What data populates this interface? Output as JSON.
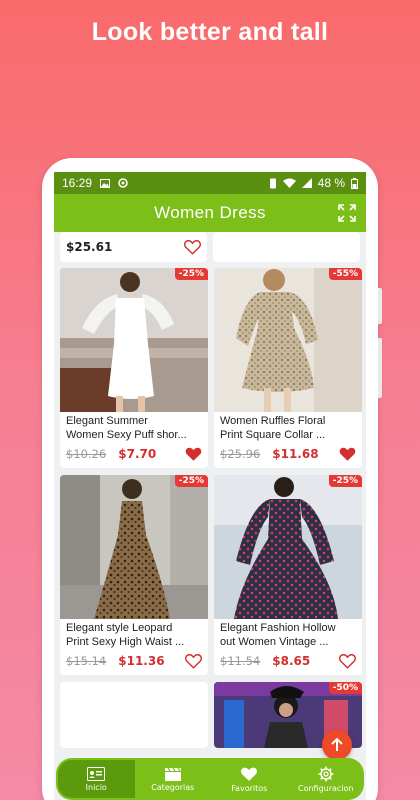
{
  "promo": {
    "title": "Look better and tall"
  },
  "status_bar": {
    "time": "16:29",
    "battery": "48 %"
  },
  "app_bar": {
    "title": "Women Dress"
  },
  "top_partial": {
    "price": "$25.61"
  },
  "products": [
    {
      "name_line1": "Elegant Summer",
      "name_line2": "Women Sexy Puff shor...",
      "old_price": "$10.26",
      "price": "$7.70",
      "discount": "-25%",
      "favorite": true
    },
    {
      "name_line1": "Women Ruffles Floral",
      "name_line2": "Print Square Collar ...",
      "old_price": "$25.96",
      "price": "$11.68",
      "discount": "-55%",
      "favorite": true
    },
    {
      "name_line1": "Elegant style Leopard",
      "name_line2": "Print Sexy High Waist ...",
      "old_price": "$15.14",
      "price": "$11.36",
      "discount": "-25%",
      "favorite": false
    },
    {
      "name_line1": "Elegant Fashion Hollow",
      "name_line2": "out Women Vintage ...",
      "old_price": "$11.54",
      "price": "$8.65",
      "discount": "-25%",
      "favorite": false
    },
    {
      "discount": "-50%"
    }
  ],
  "nav": [
    {
      "label": "Inicio",
      "icon": "id-card-icon",
      "active": true
    },
    {
      "label": "Categorias",
      "icon": "clapperboard-icon",
      "active": false
    },
    {
      "label": "Favoritos",
      "icon": "heart-icon",
      "active": false
    },
    {
      "label": "Configuracion",
      "icon": "gear-icon",
      "active": false
    }
  ],
  "colors": {
    "app_bar": "#7cbf19",
    "status_bar": "#5a8f12",
    "price": "#d32f2f",
    "badge": "#e53935",
    "fab": "#ef4a27"
  }
}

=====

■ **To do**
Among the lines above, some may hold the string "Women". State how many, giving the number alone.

■ **Worked solution**
4